The subject of the article is tax sanctions applicable to value added tax and their compliance with European Union law. The long history of tax sanctions shows the complexity of applying such regulations and introducing them in such a shape that they comply with European Union regulations and the principle of proportionality. The article focuses on indicating why the application of tax sanctions in the legal system is so important for the proper functioning of the state budget, but also presents problems related to the introduction of these rovisions of law into the legal system. The Polish provisions of the Value Added Tax Act allow for the imposition of an additional tax liability at four rates: 15%, 20%, 30% and 100%. Unfortunately, the currently regulated provisions do not allow for adjusting the sanctions to the facts of the case and what purpose they should meet. Numerous case law on the principle of proportionality clearly shows that when legislation on tax penalties is concerned, one should always be guided by whether their imposition complies with the proportionality criteria.
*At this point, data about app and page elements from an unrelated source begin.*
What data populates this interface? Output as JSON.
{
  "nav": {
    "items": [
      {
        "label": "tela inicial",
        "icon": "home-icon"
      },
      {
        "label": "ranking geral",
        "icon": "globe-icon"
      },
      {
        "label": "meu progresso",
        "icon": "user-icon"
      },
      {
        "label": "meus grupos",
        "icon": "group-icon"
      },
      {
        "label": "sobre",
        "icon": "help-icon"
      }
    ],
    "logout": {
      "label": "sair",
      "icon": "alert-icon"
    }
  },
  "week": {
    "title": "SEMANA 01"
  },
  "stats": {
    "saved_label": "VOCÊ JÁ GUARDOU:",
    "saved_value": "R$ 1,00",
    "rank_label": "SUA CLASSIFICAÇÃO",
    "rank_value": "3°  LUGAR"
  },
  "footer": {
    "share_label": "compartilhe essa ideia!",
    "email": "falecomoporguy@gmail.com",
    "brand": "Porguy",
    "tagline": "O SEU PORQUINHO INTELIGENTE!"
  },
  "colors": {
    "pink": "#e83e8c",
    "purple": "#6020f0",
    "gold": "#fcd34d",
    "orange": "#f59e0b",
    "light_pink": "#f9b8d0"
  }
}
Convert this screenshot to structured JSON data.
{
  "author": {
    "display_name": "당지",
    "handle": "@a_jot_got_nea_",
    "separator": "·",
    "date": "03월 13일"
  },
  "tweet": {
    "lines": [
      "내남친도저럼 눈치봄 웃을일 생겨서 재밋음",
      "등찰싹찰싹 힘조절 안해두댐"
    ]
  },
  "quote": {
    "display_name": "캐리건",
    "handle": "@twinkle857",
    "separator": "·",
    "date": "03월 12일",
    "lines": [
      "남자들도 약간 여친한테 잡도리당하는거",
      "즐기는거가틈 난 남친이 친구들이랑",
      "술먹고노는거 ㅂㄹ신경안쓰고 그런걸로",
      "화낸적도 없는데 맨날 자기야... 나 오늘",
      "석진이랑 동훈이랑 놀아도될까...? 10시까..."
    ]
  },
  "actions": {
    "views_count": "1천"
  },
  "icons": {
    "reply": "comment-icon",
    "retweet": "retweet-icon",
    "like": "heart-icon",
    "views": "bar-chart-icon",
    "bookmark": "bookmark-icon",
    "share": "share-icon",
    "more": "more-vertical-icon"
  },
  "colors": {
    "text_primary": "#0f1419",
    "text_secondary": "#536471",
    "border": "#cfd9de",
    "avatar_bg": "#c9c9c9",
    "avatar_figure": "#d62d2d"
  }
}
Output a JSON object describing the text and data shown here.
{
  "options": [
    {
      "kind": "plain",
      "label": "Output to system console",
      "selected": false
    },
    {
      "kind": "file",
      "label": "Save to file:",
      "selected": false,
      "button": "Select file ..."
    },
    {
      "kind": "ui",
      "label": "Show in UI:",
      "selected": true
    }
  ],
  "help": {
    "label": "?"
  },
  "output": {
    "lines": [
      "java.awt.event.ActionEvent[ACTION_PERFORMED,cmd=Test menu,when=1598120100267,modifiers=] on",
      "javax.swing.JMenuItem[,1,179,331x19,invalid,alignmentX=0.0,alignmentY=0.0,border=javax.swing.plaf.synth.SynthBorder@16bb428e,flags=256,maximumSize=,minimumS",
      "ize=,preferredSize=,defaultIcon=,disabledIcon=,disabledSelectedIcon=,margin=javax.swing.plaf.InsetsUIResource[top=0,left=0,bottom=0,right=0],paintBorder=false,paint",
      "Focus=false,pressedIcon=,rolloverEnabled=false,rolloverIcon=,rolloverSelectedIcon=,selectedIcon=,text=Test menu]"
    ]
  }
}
The breakthrough jurisprudence for the regulation of the additional tax liability in Poland was the judgment of the Court of Justice of the European Union, which clearly indicated the gaps and inconsistencies in our regulations. This clearly showed that changes should be made in the field of tax sanctions in value added tax in Poland.